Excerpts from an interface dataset
□ □ □ □
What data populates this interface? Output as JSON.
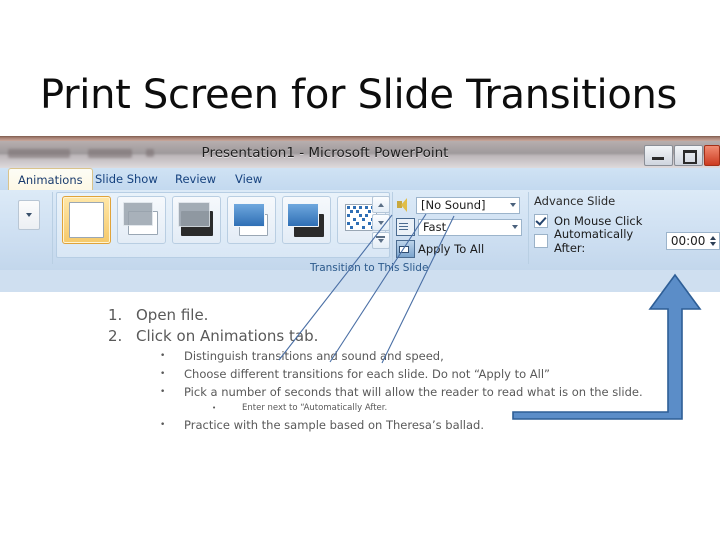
{
  "slide": {
    "title": "Print Screen for Slide Transitions"
  },
  "screenshot": {
    "window_title": "Presentation1 - Microsoft PowerPoint",
    "window_controls": [
      {
        "name": "minimize",
        "glyph": "minimize-icon"
      },
      {
        "name": "restore",
        "glyph": "restore-icon"
      },
      {
        "name": "close",
        "glyph": "close-icon"
      }
    ],
    "tabs": [
      {
        "label": "Animations",
        "active": true
      },
      {
        "label": "Slide Show",
        "active": false
      },
      {
        "label": "Review",
        "active": false
      },
      {
        "label": "View",
        "active": false
      }
    ],
    "group_label": "Transition to This Slide",
    "gallery": {
      "items": [
        {
          "name": "no-transition",
          "selected": true
        },
        {
          "name": "blinds-fade",
          "selected": false
        },
        {
          "name": "fade-through-black",
          "selected": false
        },
        {
          "name": "push-down",
          "selected": false
        },
        {
          "name": "wipe-left",
          "selected": false
        },
        {
          "name": "dissolve",
          "selected": false
        }
      ],
      "scroll_buttons": [
        "scroll-up-icon",
        "scroll-down-icon",
        "more-transitions-icon"
      ]
    },
    "controls": {
      "sound_label": "[No Sound]",
      "speed_label": "Fast",
      "apply_to_all_label": "Apply To All"
    },
    "advance": {
      "heading": "Advance Slide",
      "on_mouse_click_label": "On Mouse Click",
      "on_mouse_click_checked": true,
      "automatically_after_label": "Automatically After:",
      "automatically_after_checked": false,
      "time_value": "00:00"
    }
  },
  "body": {
    "numbered": [
      {
        "num": "1.",
        "text": "Open file."
      },
      {
        "num": "2.",
        "text": "Click on Animations tab."
      }
    ],
    "sub_bullets": [
      "Distinguish transitions and  sound and speed,",
      "Choose different transitions for each slide. Do not “Apply to All”",
      "Pick a number of seconds that will allow the reader to read what is on the slide."
    ],
    "sub_sub_bullet": "Enter next to “Automatically After.",
    "last_bullet": "Practice with the sample based on Theresa’s ballad.",
    "bullet_glyph": "•"
  },
  "shapes": {
    "callout_lines": 3,
    "line_color": "#4a6fa5",
    "arrow_fill": "#5b8dc8",
    "arrow_stroke": "#2e5e96"
  }
}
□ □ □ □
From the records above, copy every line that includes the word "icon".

» Answer box
        "glyph": "minimize-icon"
        "glyph": "restore-icon"
        "glyph": "close-icon"
        "scroll-up-icon",
        "scroll-down-icon",
        "more-transitions-icon"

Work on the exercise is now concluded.